About $27.5 million is being invested into the reconstruction of areas of the park by the federal government. Most of the funding is being put towards replacing both Dick's Brook and Rocky Barachois bridges, with a small chunk going towards repairing the Trout River bridge.
Visitor safety a top priority
The announcement came Wednesday by Parks Canada, with public safety being a top priority.
"This federal funding will support emergency infrastructure repairs to roadways, bridges and visitor facilities following the significant flooding event that occurred in the park in January 2018," Parks Canada said in a news release.
"Visitor and public safety is a priority for Parks Canada and these repairs along highways 430 and 431 – both of which being key connectors for local communities and visitors to the park – are critical for these important transportation corridors," the statement said.
Wheaton is hopeful all repairs will be completed by the end of this season, but remains realistic because of the size of the project.
Some elements, such as work on a suspension bridge, "may take a little longer to complete and hopefully by the end of this season we will have most of the work completed," she said.
"So by the start of the 2019 season we will have all those facilities open for visitors to use."
Visitors to the area need not worry about their visit, she said, because there is still plenty to do in areas not under construction.
"I think we're quite fortunate in that those generally are facilities that are not our primary offer within the park," she said.
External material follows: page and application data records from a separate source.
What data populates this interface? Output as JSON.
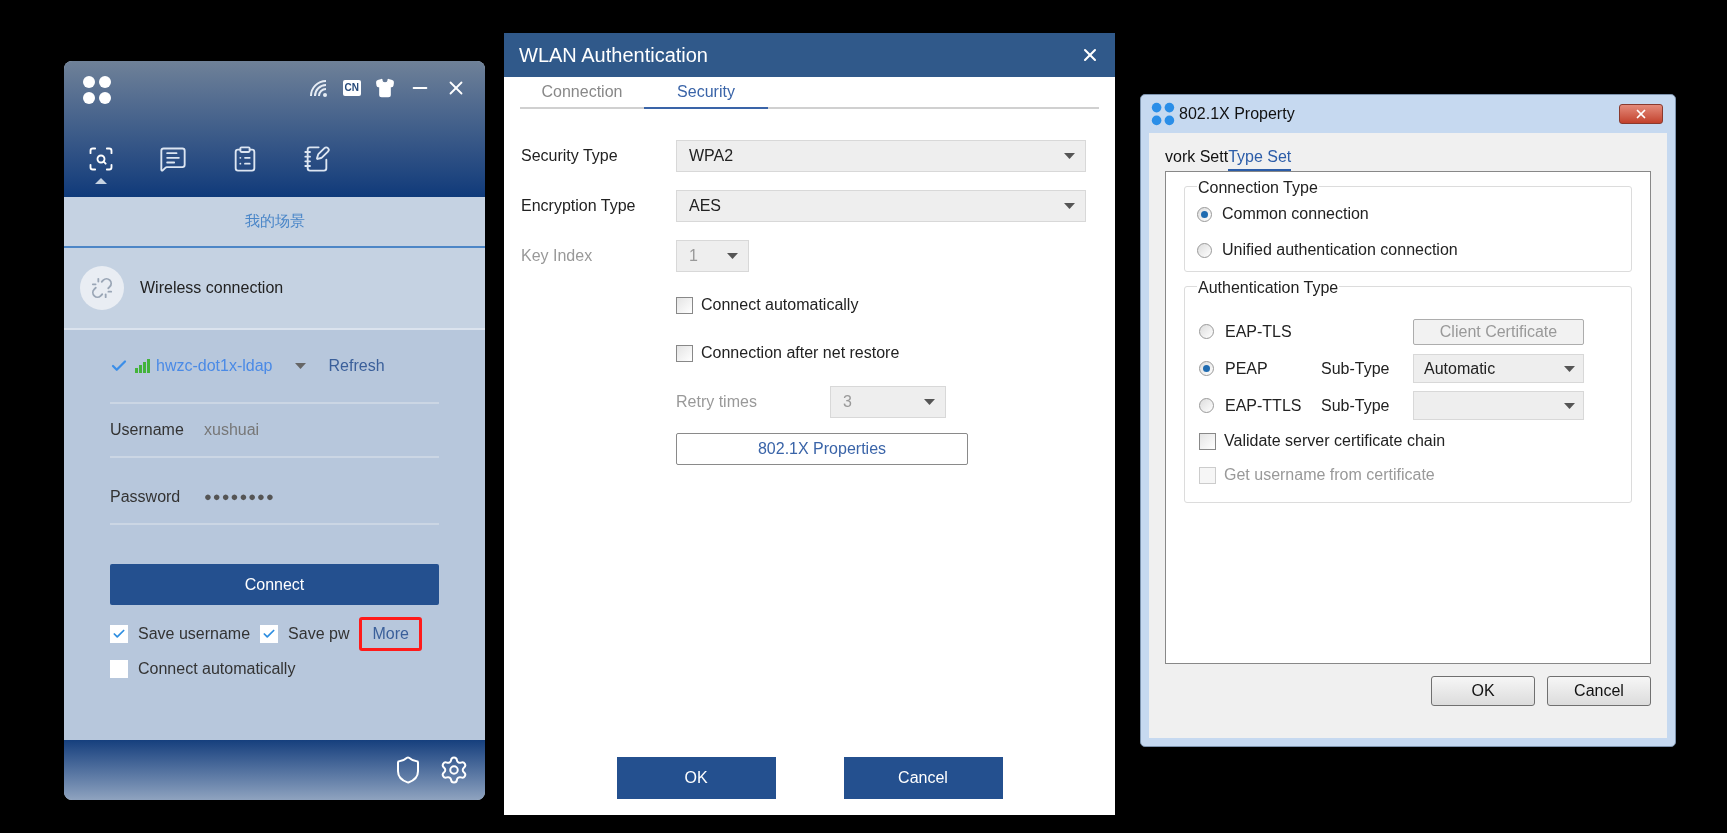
{
  "client_window": {
    "lang_badge": "CN",
    "tabs": [
      {
        "selected": true
      },
      {
        "selected": false
      },
      {
        "selected": false
      },
      {
        "selected": false
      }
    ],
    "scene_title": "我的场景",
    "connection_label": "Wireless connection",
    "network": {
      "name": "hwzc-dot1x-ldap",
      "connected": true
    },
    "refresh": "Refresh",
    "username": {
      "label": "Username",
      "value": "xushuai"
    },
    "password": {
      "label": "Password",
      "value": "●●●●●●●●"
    },
    "connect_button": "Connect",
    "save_options": [
      {
        "label": "Save username",
        "checked": true
      },
      {
        "label": "Save pw",
        "checked": true
      }
    ],
    "more_link": {
      "label": "More",
      "highlighted": true
    },
    "auto_connect": {
      "label": "Connect automatically",
      "checked": false
    }
  },
  "wlan_dialog": {
    "title": "WLAN Authentication",
    "tabs": [
      {
        "label": "Connection",
        "selected": false
      },
      {
        "label": "Security",
        "selected": true
      }
    ],
    "fields": [
      {
        "label": "Security Type",
        "value": "WPA2",
        "disabled": false,
        "kind": "wide"
      },
      {
        "label": "Encryption Type",
        "value": "AES",
        "disabled": false,
        "kind": "wide"
      },
      {
        "label": "Key Index",
        "value": "1",
        "disabled": true,
        "kind": "narrow"
      }
    ],
    "checkboxes": [
      {
        "label": "Connect automatically",
        "checked": false
      },
      {
        "label": "Connection after net restore",
        "checked": false
      }
    ],
    "retry": {
      "label": "Retry times",
      "value": "3",
      "disabled": true
    },
    "properties_button": "802.1X Properties",
    "buttons": [
      "OK",
      "Cancel"
    ]
  },
  "property_dialog": {
    "title": "802.1X Property",
    "tabs": [
      {
        "label": "vork Sett",
        "selected": false
      },
      {
        "label": "Type Set",
        "selected": true
      }
    ],
    "connection_type": {
      "title": "Connection Type",
      "options": [
        {
          "label": "Common connection",
          "selected": true
        },
        {
          "label": "Unified authentication connection",
          "selected": false
        }
      ]
    },
    "authentication_type": {
      "title": "Authentication Type",
      "options": [
        {
          "label": "EAP-TLS",
          "selected": false,
          "kind": "button",
          "control": "Client Certificate",
          "disabled": true
        },
        {
          "label": "PEAP",
          "selected": true,
          "kind": "select",
          "sub_label": "Sub-Type",
          "control": "Automatic"
        },
        {
          "label": "EAP-TTLS",
          "selected": false,
          "kind": "select",
          "sub_label": "Sub-Type"
        }
      ],
      "checkboxes": [
        {
          "label": "Validate server certificate chain",
          "checked": false,
          "disabled": false
        },
        {
          "label": "Get username from certificate",
          "checked": false,
          "disabled": true
        }
      ]
    },
    "buttons": [
      "OK",
      "Cancel"
    ]
  }
}
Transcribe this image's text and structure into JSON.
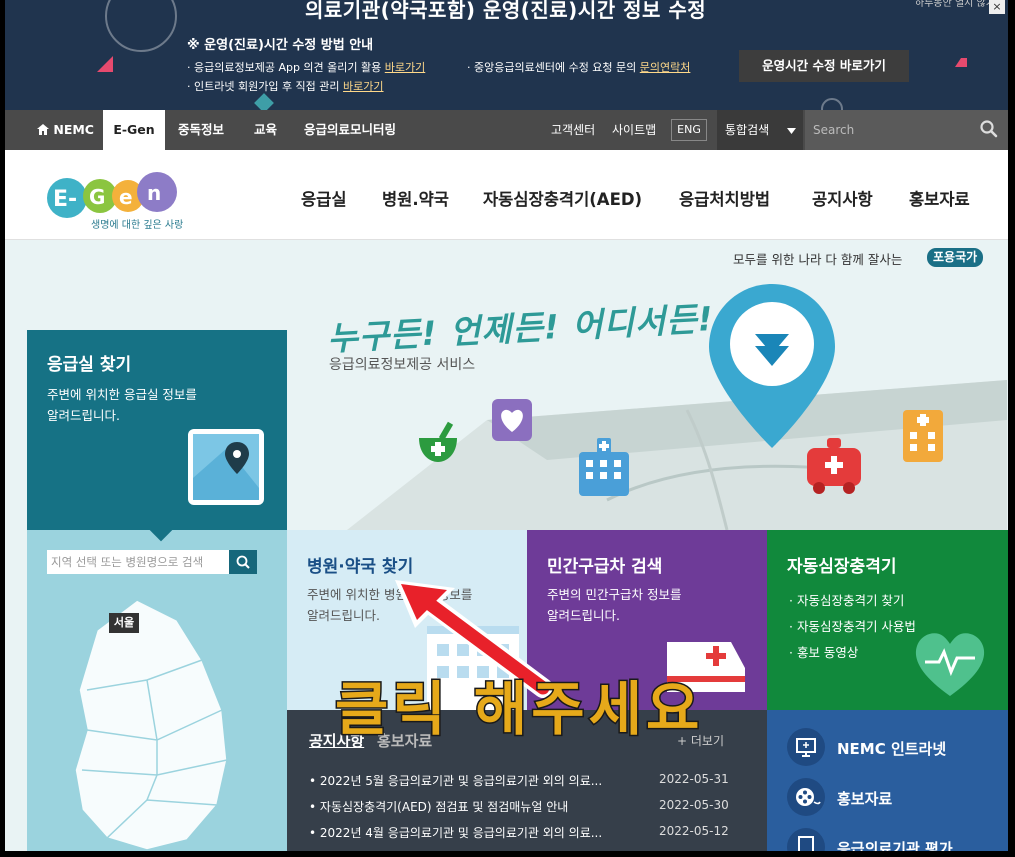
{
  "banner": {
    "title": "의료기관(약국포함) 운영(진료)시간 정보 수정",
    "subtitle": "※ 운영(진료)시간 수정 방법 안내",
    "line1_text": "· 응급의료정보제공 App 의견 올리기 활용 ",
    "line1_link": "바로가기",
    "line2_text": "· 중앙응급의료센터에 수정 요청 문의 ",
    "line2_link": "문의연락처",
    "line3_text": "· 인트라넷 회원가입 후 직접 관리 ",
    "line3_link": "바로가기",
    "button_label": "운영시간 수정 바로가기",
    "close_label": "하루동안 열지 않기",
    "close_x": "×"
  },
  "nav": {
    "home_label": "NEMC",
    "items": [
      "E-Gen",
      "중독정보",
      "교육",
      "응급의료모니터링"
    ],
    "utils": [
      "고객센터",
      "사이트맵"
    ],
    "eng_label": "ENG",
    "search_scope": "통합검색",
    "search_placeholder": "Search"
  },
  "header": {
    "logo_tagline": "생명에 대한 깊은 사랑",
    "logo_text": "E-Gen",
    "menu": [
      "응급실",
      "병원.약국",
      "자동심장충격기(AED)",
      "응급처치방법",
      "공지사항",
      "홍보자료"
    ]
  },
  "tagline": {
    "text": "모두를 위한 나라 다 함께 잘사는",
    "badge": "포용국가"
  },
  "hero": {
    "slogan": "누구든! 언제든! 어디서든!",
    "subtitle": "응급의료정보제공 서비스"
  },
  "tiles": {
    "er": {
      "title": "응급실 찾기",
      "desc1": "주변에 위치한 응급실 정보를",
      "desc2": "알려드립니다."
    },
    "map": {
      "search_placeholder": "지역 선택 또는 병원명으로 검색",
      "seoul_label": "서울"
    },
    "hospital": {
      "title": "병원·약국 찾기",
      "desc1": "주변에 위치한 병원·약국 정보를",
      "desc2": "알려드립니다."
    },
    "ambulance": {
      "title": "민간구급차 검색",
      "desc1": "주변의 민간구급차 정보를",
      "desc2": "알려드립니다."
    },
    "aed": {
      "title": "자동심장충격기",
      "items": [
        "자동심장충격기 찾기",
        "자동심장충격기 사용법",
        "홍보 동영상"
      ]
    }
  },
  "notice": {
    "tabs": [
      "공지사항",
      "홍보자료"
    ],
    "more_label": "+ 더보기",
    "rows": [
      {
        "title": "2022년 5월 응급의료기관 및 응급의료기관 외의 의료...",
        "date": "2022-05-31"
      },
      {
        "title": "자동심장충격기(AED) 점검표 및 점검매뉴얼 안내",
        "date": "2022-05-30"
      },
      {
        "title": "2022년 4월 응급의료기관 및 응급의료기관 외의 의료...",
        "date": "2022-05-12"
      }
    ]
  },
  "quick": {
    "items": [
      "NEMC 인트라넷",
      "홍보자료",
      "응급의료기관 평가"
    ]
  },
  "annotation": {
    "text": "클릭 해주세요"
  },
  "colors": {
    "banner_bg": "#20344e",
    "er_tile": "#167285",
    "ambulance_tile": "#6e3b98",
    "aed_tile": "#11893c",
    "quick_bg": "#2a5e9e",
    "annotation": "#e6a91a",
    "arrow": "#e8212a"
  }
}
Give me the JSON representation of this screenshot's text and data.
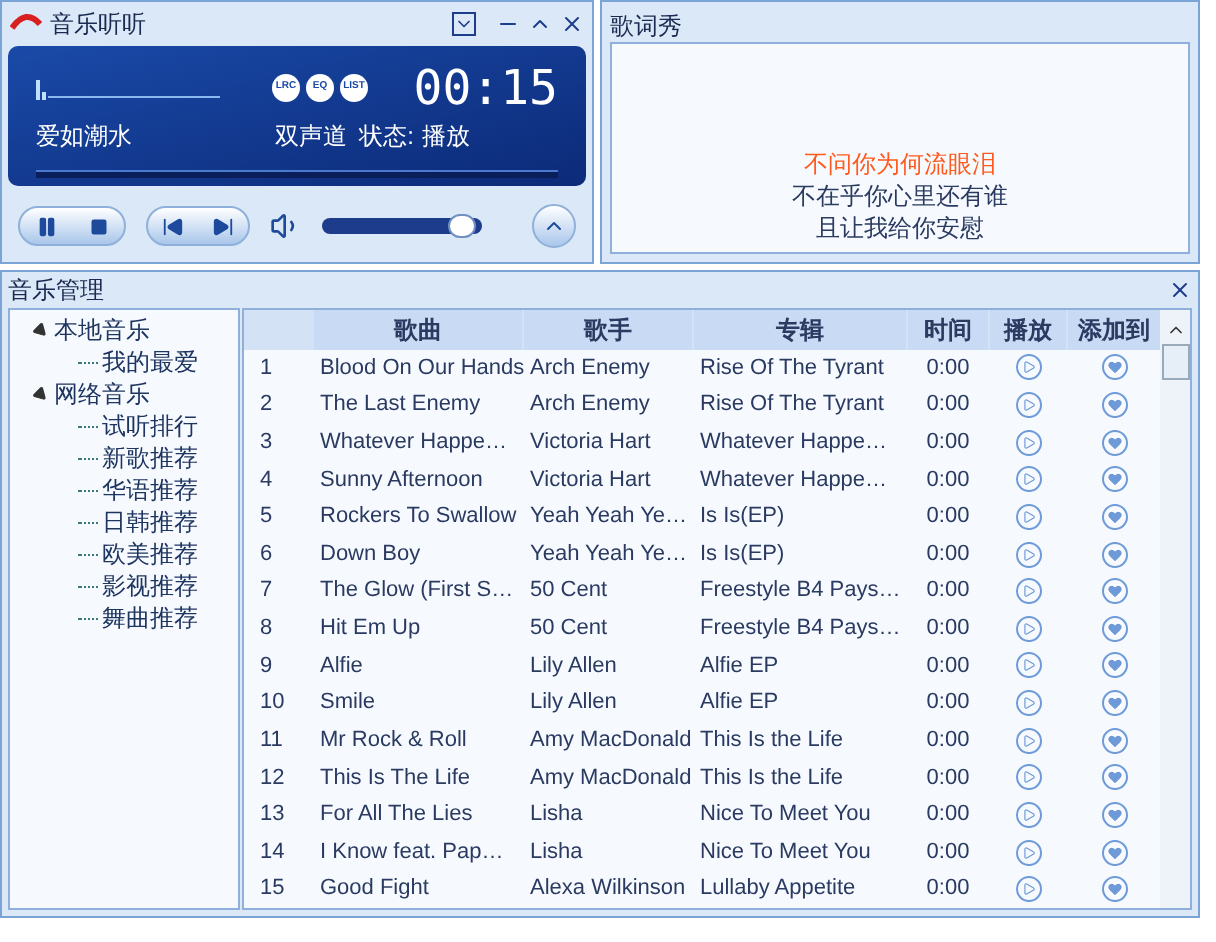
{
  "player": {
    "title": "音乐听听",
    "time": "00:15",
    "song": "爱如潮水",
    "channel": "双声道",
    "status_label": "状态:",
    "status": "播放",
    "volume": {
      "level": 0.88
    },
    "mode_buttons": [
      "LRC",
      "EQ",
      "LIST"
    ]
  },
  "lyrics": {
    "title": "歌词秀",
    "lines": [
      {
        "text": "不问你为何流眼泪",
        "current": true
      },
      {
        "text": "不在乎你心里还有谁",
        "current": false
      },
      {
        "text": "且让我给你安慰",
        "current": false
      }
    ]
  },
  "library": {
    "title": "音乐管理",
    "tree": [
      {
        "label": "本地音乐",
        "expanded": true,
        "children": [
          {
            "label": "我的最爱"
          }
        ]
      },
      {
        "label": "网络音乐",
        "expanded": true,
        "children": [
          {
            "label": "试听排行"
          },
          {
            "label": "新歌推荐"
          },
          {
            "label": "华语推荐"
          },
          {
            "label": "日韩推荐"
          },
          {
            "label": "欧美推荐"
          },
          {
            "label": "影视推荐"
          },
          {
            "label": "舞曲推荐"
          }
        ]
      }
    ],
    "table": {
      "columns": [
        "",
        "歌曲",
        "歌手",
        "专辑",
        "时间",
        "播放",
        "添加到"
      ],
      "rows": [
        [
          "1",
          "Blood On Our Hands",
          "Arch Enemy",
          "Rise Of The Tyrant",
          "0:00"
        ],
        [
          "2",
          "The Last Enemy",
          "Arch Enemy",
          "Rise Of The Tyrant",
          "0:00"
        ],
        [
          "3",
          "Whatever Happe…",
          "Victoria Hart",
          "Whatever Happe…",
          "0:00"
        ],
        [
          "4",
          "Sunny Afternoon",
          "Victoria Hart",
          "Whatever Happe…",
          "0:00"
        ],
        [
          "5",
          "Rockers To Swallow",
          "Yeah Yeah Ye…",
          "Is Is(EP)",
          "0:00"
        ],
        [
          "6",
          "Down Boy",
          "Yeah Yeah Ye…",
          "Is Is(EP)",
          "0:00"
        ],
        [
          "7",
          "The Glow (First S…",
          "50 Cent",
          "Freestyle B4 Pays…",
          "0:00"
        ],
        [
          "8",
          "Hit Em Up",
          "50 Cent",
          "Freestyle B4 Pays…",
          "0:00"
        ],
        [
          "9",
          "Alfie",
          "Lily Allen",
          "Alfie EP",
          "0:00"
        ],
        [
          "10",
          "Smile",
          "Lily Allen",
          "Alfie EP",
          "0:00"
        ],
        [
          "11",
          "Mr Rock & Roll",
          "Amy MacDonald",
          "This Is the Life",
          "0:00"
        ],
        [
          "12",
          "This Is The Life",
          "Amy MacDonald",
          "This Is the Life",
          "0:00"
        ],
        [
          "13",
          "For All The Lies",
          "Lisha",
          "Nice To Meet You",
          "0:00"
        ],
        [
          "14",
          "I Know feat. Pap…",
          "Lisha",
          "Nice To Meet You",
          "0:00"
        ],
        [
          "15",
          "Good Fight",
          "Alexa Wilkinson",
          "Lullaby Appetite",
          "0:00"
        ]
      ]
    }
  }
}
"So we have lots and lots of other enjoyable areas for people to visit in the park. While Stuckless Pond trail may be out of commision for a few months, we've got still lots of other wonderful trails for people to explore and enjoy."
With files from On The Go